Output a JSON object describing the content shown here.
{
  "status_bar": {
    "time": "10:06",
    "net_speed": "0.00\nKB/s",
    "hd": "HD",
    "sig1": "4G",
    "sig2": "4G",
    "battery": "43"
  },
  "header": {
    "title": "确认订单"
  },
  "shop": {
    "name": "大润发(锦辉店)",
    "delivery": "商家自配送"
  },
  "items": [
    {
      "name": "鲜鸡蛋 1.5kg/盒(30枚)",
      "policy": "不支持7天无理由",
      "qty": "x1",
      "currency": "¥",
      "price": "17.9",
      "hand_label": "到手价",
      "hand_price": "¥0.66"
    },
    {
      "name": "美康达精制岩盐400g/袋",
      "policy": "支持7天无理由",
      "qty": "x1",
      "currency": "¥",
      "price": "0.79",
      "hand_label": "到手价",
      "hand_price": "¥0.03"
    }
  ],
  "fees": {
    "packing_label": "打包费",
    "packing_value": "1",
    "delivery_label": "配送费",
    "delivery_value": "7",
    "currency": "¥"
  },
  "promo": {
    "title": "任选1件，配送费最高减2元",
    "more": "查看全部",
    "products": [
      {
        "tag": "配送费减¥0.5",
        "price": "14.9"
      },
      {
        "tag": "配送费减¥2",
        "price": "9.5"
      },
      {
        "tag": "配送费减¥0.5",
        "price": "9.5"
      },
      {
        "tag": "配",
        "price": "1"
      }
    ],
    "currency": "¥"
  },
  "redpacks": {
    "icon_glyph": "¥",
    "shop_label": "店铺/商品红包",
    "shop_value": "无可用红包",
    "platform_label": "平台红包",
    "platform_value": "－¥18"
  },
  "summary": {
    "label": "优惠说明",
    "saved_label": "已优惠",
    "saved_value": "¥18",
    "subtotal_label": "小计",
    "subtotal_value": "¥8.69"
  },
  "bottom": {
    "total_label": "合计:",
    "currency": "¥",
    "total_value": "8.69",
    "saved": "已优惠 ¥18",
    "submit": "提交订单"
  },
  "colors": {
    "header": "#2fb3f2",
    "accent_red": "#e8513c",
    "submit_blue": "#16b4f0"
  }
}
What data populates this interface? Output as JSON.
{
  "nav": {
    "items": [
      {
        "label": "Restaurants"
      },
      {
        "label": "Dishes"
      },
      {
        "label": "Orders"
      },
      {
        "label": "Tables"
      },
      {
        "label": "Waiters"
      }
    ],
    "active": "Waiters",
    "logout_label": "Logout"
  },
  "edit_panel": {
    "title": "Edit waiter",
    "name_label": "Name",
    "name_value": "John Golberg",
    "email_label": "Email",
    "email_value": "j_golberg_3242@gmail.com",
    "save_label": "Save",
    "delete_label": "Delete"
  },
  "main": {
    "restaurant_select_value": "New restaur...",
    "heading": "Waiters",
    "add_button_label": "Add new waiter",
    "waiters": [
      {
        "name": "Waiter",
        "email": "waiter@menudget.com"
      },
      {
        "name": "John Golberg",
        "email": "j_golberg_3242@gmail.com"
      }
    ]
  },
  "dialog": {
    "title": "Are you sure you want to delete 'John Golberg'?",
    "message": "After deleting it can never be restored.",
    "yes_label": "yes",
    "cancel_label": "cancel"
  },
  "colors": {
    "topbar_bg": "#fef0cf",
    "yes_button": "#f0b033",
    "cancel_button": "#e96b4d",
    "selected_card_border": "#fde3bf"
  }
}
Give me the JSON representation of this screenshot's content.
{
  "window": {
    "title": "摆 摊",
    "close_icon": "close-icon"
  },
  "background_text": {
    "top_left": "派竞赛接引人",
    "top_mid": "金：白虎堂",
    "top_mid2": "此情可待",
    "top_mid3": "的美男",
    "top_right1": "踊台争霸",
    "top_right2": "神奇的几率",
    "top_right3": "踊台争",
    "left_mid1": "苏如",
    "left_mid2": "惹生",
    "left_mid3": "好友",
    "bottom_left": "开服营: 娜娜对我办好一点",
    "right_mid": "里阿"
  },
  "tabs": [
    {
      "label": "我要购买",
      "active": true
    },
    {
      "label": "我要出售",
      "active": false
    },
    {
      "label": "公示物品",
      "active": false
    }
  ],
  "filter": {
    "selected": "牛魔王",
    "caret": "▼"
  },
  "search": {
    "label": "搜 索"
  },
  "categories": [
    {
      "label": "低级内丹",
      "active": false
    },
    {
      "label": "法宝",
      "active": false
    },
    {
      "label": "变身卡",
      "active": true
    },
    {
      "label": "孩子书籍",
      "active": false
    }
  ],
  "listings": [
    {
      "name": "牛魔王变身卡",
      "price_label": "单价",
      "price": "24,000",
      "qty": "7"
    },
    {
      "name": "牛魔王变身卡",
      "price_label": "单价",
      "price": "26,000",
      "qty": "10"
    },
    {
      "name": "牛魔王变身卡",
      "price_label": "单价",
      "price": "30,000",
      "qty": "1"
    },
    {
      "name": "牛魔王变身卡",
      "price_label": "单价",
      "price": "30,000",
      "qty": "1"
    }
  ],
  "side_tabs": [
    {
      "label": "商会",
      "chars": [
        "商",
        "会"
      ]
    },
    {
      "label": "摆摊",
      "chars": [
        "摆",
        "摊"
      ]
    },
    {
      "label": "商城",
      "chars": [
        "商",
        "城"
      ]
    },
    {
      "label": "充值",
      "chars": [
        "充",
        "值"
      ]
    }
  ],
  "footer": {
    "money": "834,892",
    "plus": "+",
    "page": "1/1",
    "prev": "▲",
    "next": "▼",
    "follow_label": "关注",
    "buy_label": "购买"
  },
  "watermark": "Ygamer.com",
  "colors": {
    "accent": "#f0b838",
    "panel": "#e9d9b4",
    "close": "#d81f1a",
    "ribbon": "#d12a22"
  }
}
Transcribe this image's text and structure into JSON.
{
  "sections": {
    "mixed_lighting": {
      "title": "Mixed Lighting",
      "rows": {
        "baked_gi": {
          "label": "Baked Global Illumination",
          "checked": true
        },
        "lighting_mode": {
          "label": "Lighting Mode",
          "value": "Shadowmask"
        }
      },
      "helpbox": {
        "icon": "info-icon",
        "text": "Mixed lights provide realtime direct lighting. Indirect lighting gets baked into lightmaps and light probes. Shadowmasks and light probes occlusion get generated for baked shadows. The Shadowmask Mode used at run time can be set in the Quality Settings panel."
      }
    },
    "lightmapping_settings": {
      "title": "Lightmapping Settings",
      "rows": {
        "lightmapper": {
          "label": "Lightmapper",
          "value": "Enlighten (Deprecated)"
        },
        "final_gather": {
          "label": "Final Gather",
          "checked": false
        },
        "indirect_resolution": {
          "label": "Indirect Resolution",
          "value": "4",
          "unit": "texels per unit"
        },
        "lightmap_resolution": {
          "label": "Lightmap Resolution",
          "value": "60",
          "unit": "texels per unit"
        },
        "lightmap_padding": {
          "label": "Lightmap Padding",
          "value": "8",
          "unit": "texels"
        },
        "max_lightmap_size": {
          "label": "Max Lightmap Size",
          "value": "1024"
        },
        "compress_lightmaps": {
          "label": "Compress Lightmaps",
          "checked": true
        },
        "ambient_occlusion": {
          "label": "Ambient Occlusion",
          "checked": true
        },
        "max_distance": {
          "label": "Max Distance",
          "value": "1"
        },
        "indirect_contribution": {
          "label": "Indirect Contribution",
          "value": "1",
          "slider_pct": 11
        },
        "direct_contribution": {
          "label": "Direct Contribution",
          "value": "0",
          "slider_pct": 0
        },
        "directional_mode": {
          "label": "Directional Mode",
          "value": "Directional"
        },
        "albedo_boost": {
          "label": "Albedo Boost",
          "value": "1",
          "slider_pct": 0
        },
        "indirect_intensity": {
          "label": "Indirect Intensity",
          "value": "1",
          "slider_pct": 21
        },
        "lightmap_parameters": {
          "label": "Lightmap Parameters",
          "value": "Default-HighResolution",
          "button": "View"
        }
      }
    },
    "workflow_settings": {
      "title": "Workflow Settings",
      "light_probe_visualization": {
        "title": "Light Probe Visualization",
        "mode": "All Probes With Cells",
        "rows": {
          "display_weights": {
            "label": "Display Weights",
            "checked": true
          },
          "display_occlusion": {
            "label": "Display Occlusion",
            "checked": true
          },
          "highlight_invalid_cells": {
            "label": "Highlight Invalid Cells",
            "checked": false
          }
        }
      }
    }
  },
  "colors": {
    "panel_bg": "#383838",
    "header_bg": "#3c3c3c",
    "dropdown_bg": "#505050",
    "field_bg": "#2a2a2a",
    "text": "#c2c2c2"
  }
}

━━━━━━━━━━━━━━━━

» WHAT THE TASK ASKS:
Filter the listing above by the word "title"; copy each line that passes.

» SOLUTION TO THIS EXERCISE:
    "title": "确认订单"
    "title": "任选1件，配送费最高减2元",
    "title": "Edit waiter",
    "title": "Are you sure you want to delete 'John Golberg'?",
    "title": "摆 摊",
      "title": "Mixed Lighting",
      "title": "Lightmapping Settings",
      "title": "Workflow Settings",
        "title": "Light Probe Visualization",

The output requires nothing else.